Task details: Each line that has the string "analytisch" must be copied from the records below.

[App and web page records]
────────────────────

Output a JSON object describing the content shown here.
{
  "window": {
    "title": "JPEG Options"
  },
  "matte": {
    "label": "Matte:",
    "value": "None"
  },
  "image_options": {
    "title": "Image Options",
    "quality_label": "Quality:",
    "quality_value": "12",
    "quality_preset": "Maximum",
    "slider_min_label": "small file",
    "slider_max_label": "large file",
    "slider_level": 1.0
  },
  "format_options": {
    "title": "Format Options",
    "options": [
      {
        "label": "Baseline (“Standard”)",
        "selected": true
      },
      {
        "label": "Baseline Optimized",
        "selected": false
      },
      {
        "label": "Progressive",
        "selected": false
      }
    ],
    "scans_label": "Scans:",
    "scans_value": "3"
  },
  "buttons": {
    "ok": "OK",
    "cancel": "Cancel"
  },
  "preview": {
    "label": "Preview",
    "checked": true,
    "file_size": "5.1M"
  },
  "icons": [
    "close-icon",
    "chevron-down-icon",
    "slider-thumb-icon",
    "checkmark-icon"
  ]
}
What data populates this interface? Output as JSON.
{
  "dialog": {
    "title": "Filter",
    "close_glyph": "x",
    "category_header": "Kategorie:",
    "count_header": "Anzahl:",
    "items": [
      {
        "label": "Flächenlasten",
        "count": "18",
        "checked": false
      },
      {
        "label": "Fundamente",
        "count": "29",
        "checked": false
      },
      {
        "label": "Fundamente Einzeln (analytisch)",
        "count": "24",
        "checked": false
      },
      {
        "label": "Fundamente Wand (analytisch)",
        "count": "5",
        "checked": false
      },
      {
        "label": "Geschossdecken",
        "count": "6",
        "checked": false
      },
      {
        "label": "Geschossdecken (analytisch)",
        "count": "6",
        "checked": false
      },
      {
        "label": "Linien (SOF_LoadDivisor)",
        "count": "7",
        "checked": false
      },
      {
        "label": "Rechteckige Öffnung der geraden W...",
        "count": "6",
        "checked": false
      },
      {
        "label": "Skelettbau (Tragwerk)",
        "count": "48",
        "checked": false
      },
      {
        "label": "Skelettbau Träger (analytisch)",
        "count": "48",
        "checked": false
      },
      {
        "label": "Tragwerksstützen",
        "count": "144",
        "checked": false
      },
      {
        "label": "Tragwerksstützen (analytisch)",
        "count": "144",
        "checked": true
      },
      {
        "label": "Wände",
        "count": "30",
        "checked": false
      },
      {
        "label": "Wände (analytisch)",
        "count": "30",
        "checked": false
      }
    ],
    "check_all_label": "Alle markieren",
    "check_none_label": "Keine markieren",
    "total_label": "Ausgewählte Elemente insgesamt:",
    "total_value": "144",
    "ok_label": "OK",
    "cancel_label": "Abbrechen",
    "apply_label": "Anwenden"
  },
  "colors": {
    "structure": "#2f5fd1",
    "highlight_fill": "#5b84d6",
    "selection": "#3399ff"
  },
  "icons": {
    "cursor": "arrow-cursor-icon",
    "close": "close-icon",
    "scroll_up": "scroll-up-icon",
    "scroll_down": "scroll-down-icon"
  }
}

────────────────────

Response to this task:
        "label": "Fundamente Einzeln (analytisch)",
        "label": "Fundamente Wand (analytisch)",
        "label": "Geschossdecken (analytisch)",
        "label": "Skelettbau Träger (analytisch)",
        "label": "Tragwerksstützen (analytisch)",
        "label": "Wände (analytisch)",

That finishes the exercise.